* EXERCISE BRIEF: From the first line to the last, restate the material word for word; pictures stay out.

* SOURCE MATERIAL:
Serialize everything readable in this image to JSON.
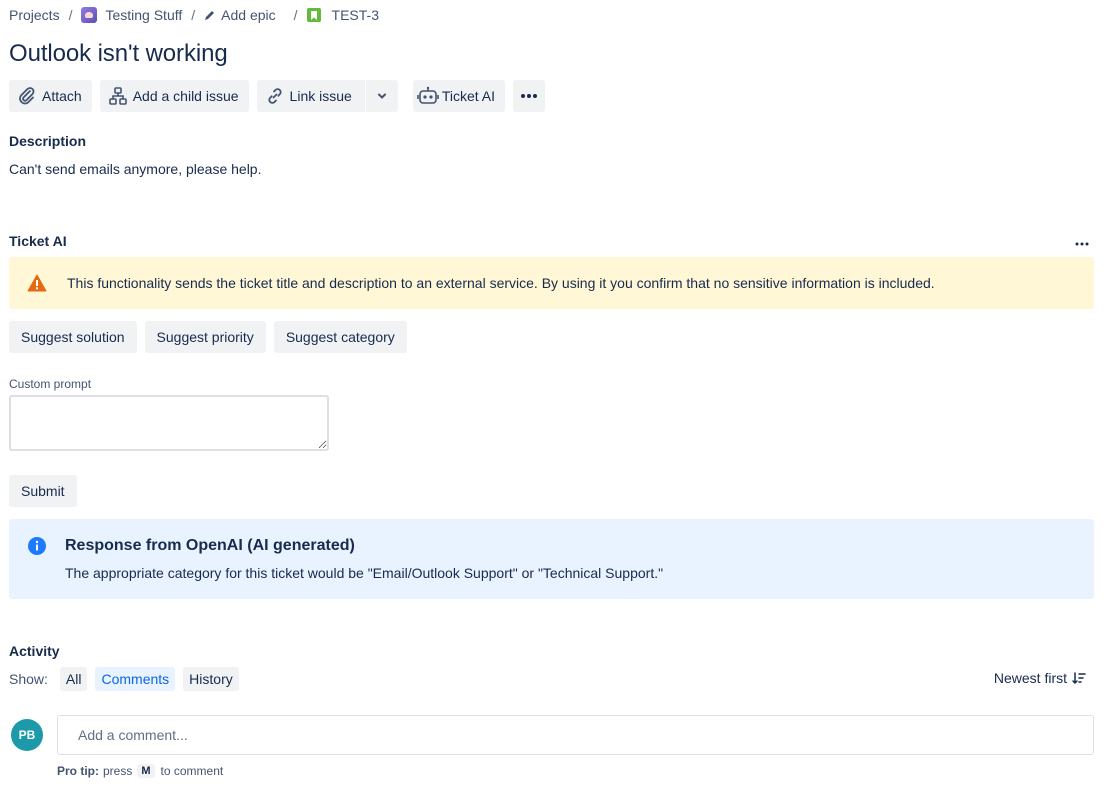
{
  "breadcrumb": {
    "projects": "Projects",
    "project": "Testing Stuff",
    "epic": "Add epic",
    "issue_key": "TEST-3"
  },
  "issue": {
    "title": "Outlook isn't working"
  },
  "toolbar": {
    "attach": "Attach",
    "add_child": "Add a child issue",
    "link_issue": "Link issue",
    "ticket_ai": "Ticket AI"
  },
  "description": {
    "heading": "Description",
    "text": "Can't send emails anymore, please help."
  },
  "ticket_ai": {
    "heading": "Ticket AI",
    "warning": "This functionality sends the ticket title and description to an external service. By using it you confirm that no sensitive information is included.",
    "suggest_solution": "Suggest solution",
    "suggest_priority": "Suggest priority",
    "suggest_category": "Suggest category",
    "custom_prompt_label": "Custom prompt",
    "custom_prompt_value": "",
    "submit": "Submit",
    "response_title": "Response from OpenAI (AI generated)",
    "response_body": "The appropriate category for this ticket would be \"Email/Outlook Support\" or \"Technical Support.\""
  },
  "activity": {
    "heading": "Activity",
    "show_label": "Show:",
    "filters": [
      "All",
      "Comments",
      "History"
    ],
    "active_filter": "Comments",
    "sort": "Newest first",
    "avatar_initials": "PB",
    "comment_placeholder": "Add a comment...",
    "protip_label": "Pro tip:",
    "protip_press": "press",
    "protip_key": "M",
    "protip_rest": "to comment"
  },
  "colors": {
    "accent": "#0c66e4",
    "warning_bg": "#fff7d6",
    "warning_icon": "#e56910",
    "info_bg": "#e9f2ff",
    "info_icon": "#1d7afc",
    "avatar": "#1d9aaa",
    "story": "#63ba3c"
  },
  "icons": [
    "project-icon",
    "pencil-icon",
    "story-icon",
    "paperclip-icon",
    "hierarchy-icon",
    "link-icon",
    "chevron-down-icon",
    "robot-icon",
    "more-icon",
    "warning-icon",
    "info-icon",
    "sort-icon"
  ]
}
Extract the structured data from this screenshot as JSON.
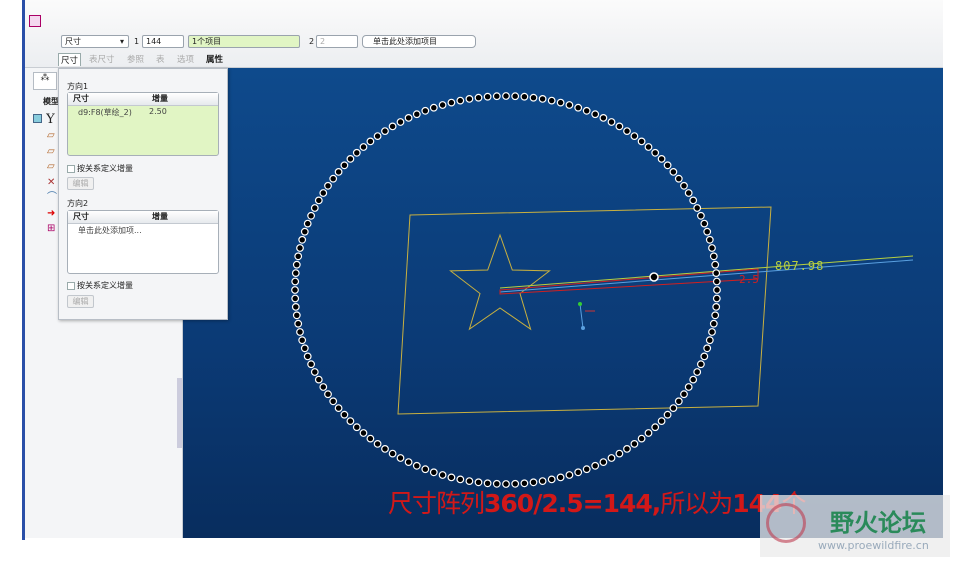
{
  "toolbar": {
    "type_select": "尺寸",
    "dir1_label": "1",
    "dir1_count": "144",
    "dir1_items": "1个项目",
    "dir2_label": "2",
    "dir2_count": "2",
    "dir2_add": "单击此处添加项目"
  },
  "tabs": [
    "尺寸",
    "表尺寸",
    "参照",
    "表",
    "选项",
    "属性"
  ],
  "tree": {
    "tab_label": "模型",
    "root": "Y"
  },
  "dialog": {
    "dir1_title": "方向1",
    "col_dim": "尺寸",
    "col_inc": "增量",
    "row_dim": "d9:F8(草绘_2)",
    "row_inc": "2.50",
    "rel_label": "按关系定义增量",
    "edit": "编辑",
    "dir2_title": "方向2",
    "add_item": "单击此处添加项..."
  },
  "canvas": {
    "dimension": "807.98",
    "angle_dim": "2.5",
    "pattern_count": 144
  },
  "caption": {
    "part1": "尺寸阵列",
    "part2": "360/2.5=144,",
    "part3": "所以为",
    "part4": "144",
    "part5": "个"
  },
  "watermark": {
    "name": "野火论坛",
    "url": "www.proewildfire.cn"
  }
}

* WRITTEN RESPONSE:
Serialize everything readable in this image to JSON.
{
  "breadcrumb": {
    "projects": "Projects",
    "project": "Testing Stuff",
    "epic": "Add epic",
    "issue_key": "TEST-3"
  },
  "issue": {
    "title": "Outlook isn't working"
  },
  "toolbar": {
    "attach": "Attach",
    "add_child": "Add a child issue",
    "link_issue": "Link issue",
    "ticket_ai": "Ticket AI"
  },
  "description": {
    "heading": "Description",
    "text": "Can't send emails anymore, please help."
  },
  "ticket_ai": {
    "heading": "Ticket AI",
    "warning": "This functionality sends the ticket title and description to an external service. By using it you confirm that no sensitive information is included.",
    "suggest_solution": "Suggest solution",
    "suggest_priority": "Suggest priority",
    "suggest_category": "Suggest category",
    "custom_prompt_label": "Custom prompt",
    "custom_prompt_value": "",
    "submit": "Submit",
    "response_title": "Response from OpenAI (AI generated)",
    "response_body": "The appropriate category for this ticket would be \"Email/Outlook Support\" or \"Technical Support.\""
  },
  "activity": {
    "heading": "Activity",
    "show_label": "Show:",
    "filters": [
      "All",
      "Comments",
      "History"
    ],
    "active_filter": "Comments",
    "sort": "Newest first",
    "avatar_initials": "PB",
    "comment_placeholder": "Add a comment...",
    "protip_label": "Pro tip:",
    "protip_press": "press",
    "protip_key": "M",
    "protip_rest": "to comment"
  },
  "colors": {
    "accent": "#0c66e4",
    "warning_bg": "#fff7d6",
    "warning_icon": "#e56910",
    "info_bg": "#e9f2ff",
    "info_icon": "#1d7afc",
    "avatar": "#1d9aaa",
    "story": "#63ba3c"
  },
  "icons": [
    "project-icon",
    "pencil-icon",
    "story-icon",
    "paperclip-icon",
    "hierarchy-icon",
    "link-icon",
    "chevron-down-icon",
    "robot-icon",
    "more-icon",
    "warning-icon",
    "info-icon",
    "sort-icon"
  ]
}
Extract the structured data from this screenshot as JSON.
{
  "toolbar": {
    "type_select": "尺寸",
    "dir1_label": "1",
    "dir1_count": "144",
    "dir1_items": "1个项目",
    "dir2_label": "2",
    "dir2_count": "2",
    "dir2_add": "单击此处添加项目"
  },
  "tabs": [
    "尺寸",
    "表尺寸",
    "参照",
    "表",
    "选项",
    "属性"
  ],
  "tree": {
    "tab_label": "模型",
    "root": "Y"
  },
  "dialog": {
    "dir1_title": "方向1",
    "col_dim": "尺寸",
    "col_inc": "增量",
    "row_dim": "d9:F8(草绘_2)",
    "row_inc": "2.50",
    "rel_label": "按关系定义增量",
    "edit": "编辑",
    "dir2_title": "方向2",
    "add_item": "单击此处添加项..."
  },
  "canvas": {
    "dimension": "807.98",
    "angle_dim": "2.5",
    "pattern_count": 144
  },
  "caption": {
    "part1": "尺寸阵列",
    "part2": "360/2.5=144,",
    "part3": "所以为",
    "part4": "144",
    "part5": "个"
  },
  "watermark": {
    "name": "野火论坛",
    "url": "www.proewildfire.cn"
  }
}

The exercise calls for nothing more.